Sunday, December 9, 2018

Doing Nothing? Can you?

In the busiest time of the year, how often do we set aside time to do nothing? We need to set aside time to work and time to play, but also time to just do nothing.

Those around you may not approve of or understand your short bursts of enjoyable-yet-restorative-sloth. They may mistakenly think you have time to spare and try to elbow in on this time. Hi-ya! you will say. “This is my time." After all, as time management expert Craig Jarrow writes, “Your time is your most valuable resource. You cannot get more time. Don’t let others waste or steal it.” Your precious time to do nothing is when you are refilling your cup so that you can be there for other people in just a little while. It’s not only okay but necessary to hit the pause button.  
                                         from: Spirituality and Health magazine.

Barry and Glenda Beall on top of Chimney Rock North Carolina

One of the things I most admired about my late husband, Barry, was his ability to sit on our deck, high amidst the tree tops, the wild birds and to do nothing. I often asked how he could do this. If I sat with him, I had to be talking, reading, writing or making my to-do lists.

He had no answer except he enjoyed it. My father often sat early in the morning and just stared into space. He said he was planning his day or thinking about what he needed to do. I'm not sure that was "doing nothing." He seemed to be working. I have no idea what Barry thought about while he sat on the deck, but I imagine he reflected on how happy he was and how grateful he was to be where he was and to have had the life he did.

One day, after he was diagnosed with cancer and while he was still at home, Barry asked me, "Don't you think we have had a good marriage? We have been happy, haven't we?"

I think he was asking me if I had been happy for the forty-four years we had been married. I thought he knew, but I have always been moody and had my ups and downs. I am a worrier and "borrowed trouble" as my mother used to say. I can go from being exhilarated to being low as a toad. My family has always known that about me.

Strangely enough, I am more balanced now with my emotions. Perhaps it is age, but who knows? Maybe it was other things including my environment, where I lived and who was in my circle of friends and family. I still find it hard to do nothing although I think it is very important. I find my mind going to the past, to missing those I love, and to worrying about the future. I can take a nap, read, or fish but doing nothing at all - well, time is so precious, and I have so much I want to do!

So, I try to meditate or just "do nothing" but it is not easy. How about you, my dear readers? Can you do nothing, hit the pause button, refill your cup so you can be there for others?


Elephant's Child said...

I can appear to do nothing, but my mind is often going gang-busters. I have my best chance at renewal if I simply sit and admire a dawn, a sunset, the garden. And still that pesky mind reminds me of things which demand my attention.

Glenda Beall said...

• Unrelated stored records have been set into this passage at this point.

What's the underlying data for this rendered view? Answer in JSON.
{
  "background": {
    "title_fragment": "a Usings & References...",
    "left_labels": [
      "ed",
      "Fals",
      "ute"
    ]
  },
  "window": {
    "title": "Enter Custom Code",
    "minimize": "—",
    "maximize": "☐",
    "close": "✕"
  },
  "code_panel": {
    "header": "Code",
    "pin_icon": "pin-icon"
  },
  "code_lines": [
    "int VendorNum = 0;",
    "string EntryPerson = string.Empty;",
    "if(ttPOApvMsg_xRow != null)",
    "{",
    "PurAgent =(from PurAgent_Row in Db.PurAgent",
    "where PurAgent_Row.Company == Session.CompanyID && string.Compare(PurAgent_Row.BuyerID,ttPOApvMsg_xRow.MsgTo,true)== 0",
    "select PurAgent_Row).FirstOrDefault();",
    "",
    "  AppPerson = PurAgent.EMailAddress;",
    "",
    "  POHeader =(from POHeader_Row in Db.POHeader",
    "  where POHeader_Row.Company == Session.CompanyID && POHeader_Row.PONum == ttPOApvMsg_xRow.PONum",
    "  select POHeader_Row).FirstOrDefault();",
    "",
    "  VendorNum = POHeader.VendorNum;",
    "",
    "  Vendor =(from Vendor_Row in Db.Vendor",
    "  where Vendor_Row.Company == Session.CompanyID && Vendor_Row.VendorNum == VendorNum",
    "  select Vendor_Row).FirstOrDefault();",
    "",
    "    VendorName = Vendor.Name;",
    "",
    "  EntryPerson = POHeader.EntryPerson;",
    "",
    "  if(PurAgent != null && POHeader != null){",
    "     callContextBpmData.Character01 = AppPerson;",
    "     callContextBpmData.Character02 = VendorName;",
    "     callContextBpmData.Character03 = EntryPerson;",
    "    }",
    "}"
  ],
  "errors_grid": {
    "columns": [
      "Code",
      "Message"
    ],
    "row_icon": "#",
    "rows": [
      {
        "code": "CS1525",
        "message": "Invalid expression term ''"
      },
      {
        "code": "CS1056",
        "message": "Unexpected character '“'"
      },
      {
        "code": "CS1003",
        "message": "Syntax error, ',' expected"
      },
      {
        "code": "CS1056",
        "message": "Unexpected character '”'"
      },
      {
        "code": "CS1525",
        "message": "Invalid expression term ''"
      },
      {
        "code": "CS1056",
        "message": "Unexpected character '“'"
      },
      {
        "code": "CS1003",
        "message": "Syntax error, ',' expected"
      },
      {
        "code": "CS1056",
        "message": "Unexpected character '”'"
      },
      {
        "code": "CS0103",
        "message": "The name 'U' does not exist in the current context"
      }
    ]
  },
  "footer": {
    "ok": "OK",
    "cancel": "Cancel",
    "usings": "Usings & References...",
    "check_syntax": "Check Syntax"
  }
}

My Friend, Bill R. sent me this email:

Glenda, We are always doing something. It is, therefore, not possible to do nothing. One faulty measure is to equate physical movement with “doing something.” When I stop in mid-task to watch the crows feed, I am doing something very important. The time management expert you quote, Craig Jarrow, could make us feel guilty needlessly if we take him to mean every moment must be demonstrably productive.

Now get busy doing nothing, Bill

Glenda Beall said...

An Email from Anne:
Good morning, Glenda. I enjoyed reading this meditation on time. If I had your talent, I could have written such a piece, especially your former mood description.
Thank you for sending.

Glenda Beall said...

Thanks, Bill and Anne, for your comments. Seems we writers are always busy even if it is in our head, thinking and imaging what we want to write next.

Glenda Beall said...

EC, I, too, can sit for a little while and watch a sunset over Lake Chatuge and see the shadows change over Brasstown Bald which is covered in snow right now. I think that is the artist in me. I used to be a painter.

I get really antsy if I have to sit in a restaurant alone and wait for my meal. I try to have a pad and pen with me so I can at least make a to do list.

Thanks for stopping in.

Tipper said...

Loved this post! It's hard for me to do nothing too, but when I can force myself to it truly rejuvenates me : ) Your porch is a beautiful place to do nothing-Barry was a smart man.

Glenda Beall said...

Thanks, Tipper. I know it is hard for you to do nothing. You are one very busy young woman. I saw one of your beautiful girls today. I can't tell the twins apart, but they are both beautiful. Yes, Barry was a smart man. He knew how to live life without worrying.